This is the final post covering my recent mini-Southwest road trip, which I’ve been blogging about in no particular order. It’s come full circle — so to speak — as I’m finishing up where it began: Las Vegas. But this post is about what happens outside Vegas! For me, that meant a trip to Seven Magic Mountains & Red Rock Canyon.
Hello all, I’m taking a different approach with this blog post. In fact, it might be the most quickly produced post I’ve ever published! That’s because this post (“Just a Bunch of Narcissistic Selfies at Joshua Tree National Park”) is what it says it is: a bunch of pictures with less focus on text, and more focus on — well —
Let’s just say that what this post lacks in substance, it makes up for in selfies!
Lucky for me, Greg made sure I didn’t miss out. He explained that East Jesus is another art project just five minutes up the road from Salvation Mountain.
“You can actually touch and tinker with the art,” Greg told me.
“By Jove, I’m going, and that’s all that there is to it!” — sums up my sentiment in that moment.
Slab City (The Last Free Place)
In order to get to East Jesus, I had to drive through Slab City, a pretty unique and somewhat daunting place. It’s residents call it “the last free place on earth.” Or sometimes it’s known as “the last free place in America.” Some slabbers live there year round. Others are “snowbirds” — seasonal visitors who come in RVs and make Slab City their temporary home for off-the-grid living.
Activated in 1942, Camp Dunlap — just 85 miles southeast of Palm Springs — was a Marine Corps training facility during World War II. When the base was subsequently decommissioned, the land was returned to Imperial County, California, and only concrete slabs remained. Today it’s known as Slab City — a strange haven for squatters and off-the grid living. It’s also home to two unconventional art installations: Slab City’s Salvation Mountain and East Jesus.
A year ago, I’d never heard of Slab City, Salvation Mountain, or East Jesus. Yet again, Instagram was the instigator. It was the reason I first laid eyes on Salvation Mountain. And from the very first glance at images of the cool and colorful creation I thought to myself: “Must. Go. There.”
Like many travelers I now follow, I first came across Kiona on Instagram, though I didn’t know what her name was at the time. In fact, I knew nothing about her then, except that her Instagram handle was unique: @hownottotravellikeabasicbitch.
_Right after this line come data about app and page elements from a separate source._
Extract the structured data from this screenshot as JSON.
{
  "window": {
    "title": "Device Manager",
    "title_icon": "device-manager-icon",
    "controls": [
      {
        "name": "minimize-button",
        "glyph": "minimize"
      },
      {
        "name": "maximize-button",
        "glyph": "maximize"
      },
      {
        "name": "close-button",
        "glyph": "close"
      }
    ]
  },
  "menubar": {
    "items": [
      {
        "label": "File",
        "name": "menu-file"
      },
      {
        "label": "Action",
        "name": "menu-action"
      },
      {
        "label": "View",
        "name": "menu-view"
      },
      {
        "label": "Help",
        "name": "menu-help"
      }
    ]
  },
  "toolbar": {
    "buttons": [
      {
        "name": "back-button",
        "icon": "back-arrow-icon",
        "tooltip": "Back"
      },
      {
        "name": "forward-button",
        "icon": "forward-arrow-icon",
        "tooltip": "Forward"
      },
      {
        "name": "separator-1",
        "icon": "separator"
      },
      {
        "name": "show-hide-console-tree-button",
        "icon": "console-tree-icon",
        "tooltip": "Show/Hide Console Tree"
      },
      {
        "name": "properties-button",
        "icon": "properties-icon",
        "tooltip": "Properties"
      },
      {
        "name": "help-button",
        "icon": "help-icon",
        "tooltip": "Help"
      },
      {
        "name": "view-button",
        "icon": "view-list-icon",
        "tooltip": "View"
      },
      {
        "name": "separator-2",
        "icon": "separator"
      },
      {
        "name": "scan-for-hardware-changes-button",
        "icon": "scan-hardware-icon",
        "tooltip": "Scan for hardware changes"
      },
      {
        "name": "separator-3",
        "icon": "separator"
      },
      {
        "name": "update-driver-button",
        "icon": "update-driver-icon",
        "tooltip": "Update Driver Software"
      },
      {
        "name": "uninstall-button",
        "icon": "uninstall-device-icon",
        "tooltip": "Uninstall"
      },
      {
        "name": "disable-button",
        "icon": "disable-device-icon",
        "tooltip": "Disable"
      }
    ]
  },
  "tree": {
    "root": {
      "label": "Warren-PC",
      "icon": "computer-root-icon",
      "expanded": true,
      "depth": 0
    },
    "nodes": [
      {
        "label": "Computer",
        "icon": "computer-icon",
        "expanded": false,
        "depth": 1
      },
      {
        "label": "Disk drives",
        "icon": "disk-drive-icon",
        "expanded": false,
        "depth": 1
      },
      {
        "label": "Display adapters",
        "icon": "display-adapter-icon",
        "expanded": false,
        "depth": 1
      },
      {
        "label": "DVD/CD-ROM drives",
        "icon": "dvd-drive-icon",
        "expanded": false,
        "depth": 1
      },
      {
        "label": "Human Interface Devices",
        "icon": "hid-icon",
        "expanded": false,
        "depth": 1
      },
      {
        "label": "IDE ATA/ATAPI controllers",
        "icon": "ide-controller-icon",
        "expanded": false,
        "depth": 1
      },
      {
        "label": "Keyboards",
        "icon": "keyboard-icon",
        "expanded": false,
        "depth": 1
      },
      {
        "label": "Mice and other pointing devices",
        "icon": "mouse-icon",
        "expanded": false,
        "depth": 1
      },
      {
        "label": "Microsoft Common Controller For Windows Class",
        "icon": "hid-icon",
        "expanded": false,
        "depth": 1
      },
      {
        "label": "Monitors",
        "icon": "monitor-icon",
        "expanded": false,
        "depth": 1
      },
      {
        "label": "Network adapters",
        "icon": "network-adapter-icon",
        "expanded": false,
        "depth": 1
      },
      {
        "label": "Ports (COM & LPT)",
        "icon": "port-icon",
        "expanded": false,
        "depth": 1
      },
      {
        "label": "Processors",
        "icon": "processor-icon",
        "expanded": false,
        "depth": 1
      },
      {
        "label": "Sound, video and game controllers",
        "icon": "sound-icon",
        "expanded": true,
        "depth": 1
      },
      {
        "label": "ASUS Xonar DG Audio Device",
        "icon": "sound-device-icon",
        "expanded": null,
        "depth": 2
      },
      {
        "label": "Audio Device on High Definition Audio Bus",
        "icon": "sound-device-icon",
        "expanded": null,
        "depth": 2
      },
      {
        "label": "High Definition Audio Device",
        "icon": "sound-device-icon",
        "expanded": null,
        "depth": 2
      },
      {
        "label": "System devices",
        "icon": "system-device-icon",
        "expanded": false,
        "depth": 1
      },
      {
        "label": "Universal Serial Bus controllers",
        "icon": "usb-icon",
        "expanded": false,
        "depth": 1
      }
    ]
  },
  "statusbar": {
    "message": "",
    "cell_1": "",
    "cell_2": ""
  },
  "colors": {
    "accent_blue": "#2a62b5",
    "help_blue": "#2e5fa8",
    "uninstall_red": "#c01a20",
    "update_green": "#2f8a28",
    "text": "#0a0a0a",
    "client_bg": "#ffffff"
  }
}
Hmmm. How not to travel like a basic bitch?
It’s one of the longer IG handles, but serves its purpose well. It’s memorable and gets people to stop and think, “hold up — here’s something different!”